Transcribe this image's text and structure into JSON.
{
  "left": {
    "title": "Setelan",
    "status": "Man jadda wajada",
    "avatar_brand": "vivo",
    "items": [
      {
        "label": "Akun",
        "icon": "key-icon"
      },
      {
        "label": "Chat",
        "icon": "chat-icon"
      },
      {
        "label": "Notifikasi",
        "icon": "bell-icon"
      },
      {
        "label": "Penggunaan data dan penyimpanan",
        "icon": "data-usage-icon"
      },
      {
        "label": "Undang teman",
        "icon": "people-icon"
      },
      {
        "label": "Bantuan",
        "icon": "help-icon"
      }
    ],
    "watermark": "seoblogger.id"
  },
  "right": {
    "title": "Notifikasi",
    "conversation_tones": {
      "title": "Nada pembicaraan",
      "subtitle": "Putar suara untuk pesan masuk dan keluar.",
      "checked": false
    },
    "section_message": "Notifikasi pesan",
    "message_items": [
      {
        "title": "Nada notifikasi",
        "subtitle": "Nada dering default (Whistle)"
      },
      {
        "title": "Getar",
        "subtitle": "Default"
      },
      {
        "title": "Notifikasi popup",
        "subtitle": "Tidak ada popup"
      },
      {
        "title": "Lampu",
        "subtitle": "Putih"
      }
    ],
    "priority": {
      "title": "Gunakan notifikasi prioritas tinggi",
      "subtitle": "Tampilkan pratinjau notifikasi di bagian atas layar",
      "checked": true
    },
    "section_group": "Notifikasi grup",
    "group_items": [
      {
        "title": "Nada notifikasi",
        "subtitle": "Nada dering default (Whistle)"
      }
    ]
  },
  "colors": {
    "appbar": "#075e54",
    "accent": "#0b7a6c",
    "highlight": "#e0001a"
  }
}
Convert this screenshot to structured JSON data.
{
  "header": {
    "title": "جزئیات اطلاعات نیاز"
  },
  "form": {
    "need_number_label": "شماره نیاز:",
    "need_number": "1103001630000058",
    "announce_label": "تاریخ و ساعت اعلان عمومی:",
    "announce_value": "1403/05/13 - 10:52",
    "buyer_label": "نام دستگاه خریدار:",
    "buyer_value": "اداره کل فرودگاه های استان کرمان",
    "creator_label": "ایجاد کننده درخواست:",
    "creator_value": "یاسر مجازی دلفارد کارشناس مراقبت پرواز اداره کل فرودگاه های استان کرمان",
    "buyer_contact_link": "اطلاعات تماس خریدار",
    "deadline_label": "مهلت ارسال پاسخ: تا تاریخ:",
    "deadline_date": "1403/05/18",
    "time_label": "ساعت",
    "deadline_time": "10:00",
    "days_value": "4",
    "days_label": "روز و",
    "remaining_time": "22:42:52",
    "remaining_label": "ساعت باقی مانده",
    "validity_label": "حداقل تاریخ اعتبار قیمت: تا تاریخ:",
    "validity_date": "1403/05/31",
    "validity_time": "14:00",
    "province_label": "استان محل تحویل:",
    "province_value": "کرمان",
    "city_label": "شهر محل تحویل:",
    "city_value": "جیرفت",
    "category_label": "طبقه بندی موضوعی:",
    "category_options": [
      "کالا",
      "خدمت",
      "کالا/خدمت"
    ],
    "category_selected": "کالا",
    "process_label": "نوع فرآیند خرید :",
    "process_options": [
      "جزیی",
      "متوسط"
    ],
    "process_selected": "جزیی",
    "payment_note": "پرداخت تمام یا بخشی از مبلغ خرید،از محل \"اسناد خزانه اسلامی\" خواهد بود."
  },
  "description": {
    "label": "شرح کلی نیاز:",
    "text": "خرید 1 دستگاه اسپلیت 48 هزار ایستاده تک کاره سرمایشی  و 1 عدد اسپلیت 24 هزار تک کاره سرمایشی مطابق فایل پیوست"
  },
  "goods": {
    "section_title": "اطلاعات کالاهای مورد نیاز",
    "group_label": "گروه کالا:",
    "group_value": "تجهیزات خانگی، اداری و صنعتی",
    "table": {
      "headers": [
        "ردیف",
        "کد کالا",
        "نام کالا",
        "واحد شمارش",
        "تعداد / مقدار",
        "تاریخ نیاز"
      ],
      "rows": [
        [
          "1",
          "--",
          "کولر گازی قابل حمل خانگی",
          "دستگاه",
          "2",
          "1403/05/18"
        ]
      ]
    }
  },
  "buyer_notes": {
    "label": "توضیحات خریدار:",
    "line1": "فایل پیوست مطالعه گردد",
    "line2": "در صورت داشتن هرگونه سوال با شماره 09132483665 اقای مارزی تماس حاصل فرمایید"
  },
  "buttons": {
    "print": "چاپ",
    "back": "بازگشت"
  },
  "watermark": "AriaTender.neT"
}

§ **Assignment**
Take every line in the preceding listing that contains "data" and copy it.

§ **Response area**
        "label": "Penggunaan data dan penyimpanan",
        "icon": "data-usage-icon"
Convert this screenshot to structured JSON data.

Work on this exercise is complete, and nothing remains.